The eternal inflation hypothesis states that our observable universe is just one among an infinite number of expanding regions of “normal” space within a larger volume of inflationary space.
The different parts of the universe undergo vacuum decay from inflationary to non-inflationary states at different times. Ultimately it produces many regions of normal space surrounded by still-expanding regions of inflationary space where the vacuum has not yet decayed.
These regions of normal space cannot contact each other, and so can be considered separate universes. While any given universe eventually reaches heat death, there are always other regions that haven’t, and new universes being produced within the inflationary volume, so the multiverse as a whole never ends.
Among other ideas the false vacuum scenario assumes that if the vacuum is not in its lowest energy state (a false vacuum), it could tunnel into a lower energy state, something called the vacuum metastability event. It has the potential to fundamentally alter our universe, either destroying all the matter instantaneously or changing the nature of physical constants like matter, energy or spacetime. Studies of a particle similar to the Higgs boson support the theory of a false vacuum collapse billions of years from now.
According to the many-worlds interpretation of quantum mechanics, the Universe will not literally end this way. Each time a quantum event happens that causes the Universe to decay from a false vacuum to a true vacuum state, the Universe will split into several new worlds. In some of them the Universe decays, in others it continues as before.
Big Crunch and Big Bounce
Big Crunch is a symmetric view of the fate of the Universe. It assumes that the amount and nature of the dark energy is not what we currently think and thus it will decrease over time making gravity the primary force of the Universe. Thus the expansion of space will eventually reverse and all the galaxies will race at each other in a dwindling and hotter Universe. Ultimately it will end as a black hole singularity (when all the supermassive black holes absorbing all the matter and pulling closer together will merge into one mega blackhole with the mass of the whole Universe) or causing a reformation of the Universe starting with another Big Bang.

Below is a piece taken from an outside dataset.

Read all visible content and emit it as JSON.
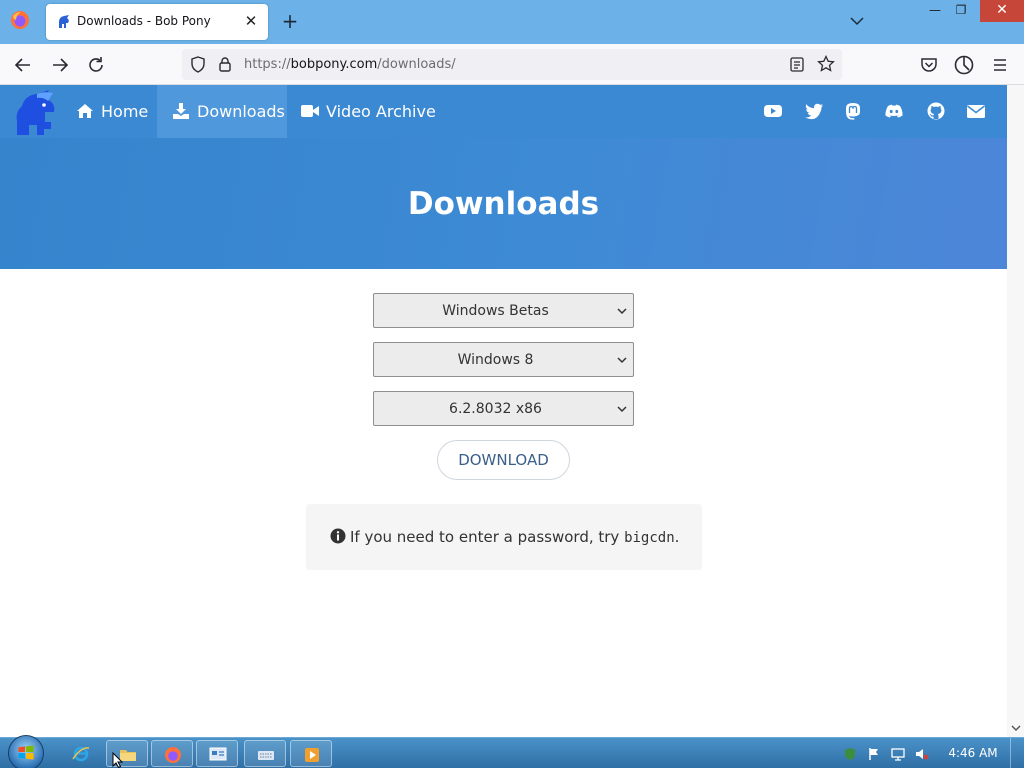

The Big Bounce is a scientific model based on the Big Crunch theory. It basically predicts that the Big Crunch leads to the new Big Bang and the beginning of a new Universe, made of the same matter as previous one. And what is more, it continuously repeats this cycles of Big Bang followed up with Big Crunch. The whole Universe we live is an infinite string of finite universes happening again and again. So, Buddhist.
It is important to note that each possibility of the eventual fate of the Universe is based on the assumptions we have about the nature of the dark energy. In so many ways, although being so far ahead of all the people of the past in our understanding of the Universe, we are still in the infancy regarding our knowledge of its true nature and thus, its ultimate fate.
It shouldn’t discourage us from searching though. The trillions of years timeline of the majority of the described above events are unbearable for our lifespans. But as a form of life, deriving from the matter cooked in the Big Bang and being based upon the 3.6 billion years of evolution and still carrying imprints of everyone who came before us in our DNA, huge numbers should not scare us away. Quite the opposite, they should inspire us and give us strength in our quest for ultimate knowledge.